_Exercise_. Below are some records; output all of them exactly.

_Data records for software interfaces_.
■ ■ ■ ■ ■ ■ ■

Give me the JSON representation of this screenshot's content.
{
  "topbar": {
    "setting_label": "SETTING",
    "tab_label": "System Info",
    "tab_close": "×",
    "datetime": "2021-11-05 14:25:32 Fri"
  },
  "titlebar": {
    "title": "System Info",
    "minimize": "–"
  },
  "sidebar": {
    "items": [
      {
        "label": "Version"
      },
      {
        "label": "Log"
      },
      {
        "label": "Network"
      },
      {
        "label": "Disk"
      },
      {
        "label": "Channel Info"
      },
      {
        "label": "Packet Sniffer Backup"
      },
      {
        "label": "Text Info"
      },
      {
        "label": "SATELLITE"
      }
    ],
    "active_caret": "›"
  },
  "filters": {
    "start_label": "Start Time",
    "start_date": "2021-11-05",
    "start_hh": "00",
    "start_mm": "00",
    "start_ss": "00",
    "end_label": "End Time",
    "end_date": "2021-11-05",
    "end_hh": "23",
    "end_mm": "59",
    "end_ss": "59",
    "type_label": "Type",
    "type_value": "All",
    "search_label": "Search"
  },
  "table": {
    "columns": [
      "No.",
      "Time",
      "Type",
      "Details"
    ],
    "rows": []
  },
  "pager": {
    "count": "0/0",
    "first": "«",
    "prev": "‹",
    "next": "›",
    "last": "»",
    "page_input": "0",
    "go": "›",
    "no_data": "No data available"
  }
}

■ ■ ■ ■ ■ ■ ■

_Final answer_.
Give me the JSON representation of this screenshot's content.
{
  "topbar": {
    "setting_label": "SETTING",
    "tab_label": "System Info",
    "tab_close": "×",
    "datetime": "2021-11-05 14:25:32 Fri"
  },
  "titlebar": {
    "title": "System Info",
    "minimize": "–"
  },
  "sidebar": {
    "items": [
      {
        "label": "Version"
      },
      {
        "label": "Log"
      },
      {
        "label": "Network"
      },
      {
        "label": "Disk"
      },
      {
        "label": "Channel Info"
      },
      {
        "label": "Packet Sniffer Backup"
      },
      {
        "label": "Text Info"
      },
      {
        "label": "SATELLITE"
      }
    ],
    "active_caret": "›"
  },
  "filters": {
    "start_label": "Start Time",
    "start_date": "2021-11-05",
    "start_hh": "00",
    "start_mm": "00",
    "start_ss": "00",
    "end_label": "End Time",
    "end_date": "2021-11-05",
    "end_hh": "23",
    "end_mm": "59",
    "end_ss": "59",
    "type_label": "Type",
    "type_value": "All",
    "search_label": "Search"
  },
  "table": {
    "columns": [
      "No.",
      "Time",
      "Type",
      "Details"
    ],
    "rows": []
  },
  "pager": {
    "count": "0/0",
    "first": "«",
    "prev": "‹",
    "next": "›",
    "last": "»",
    "page_input": "0",
    "go": "›",
    "no_data": "No data available"
  }
}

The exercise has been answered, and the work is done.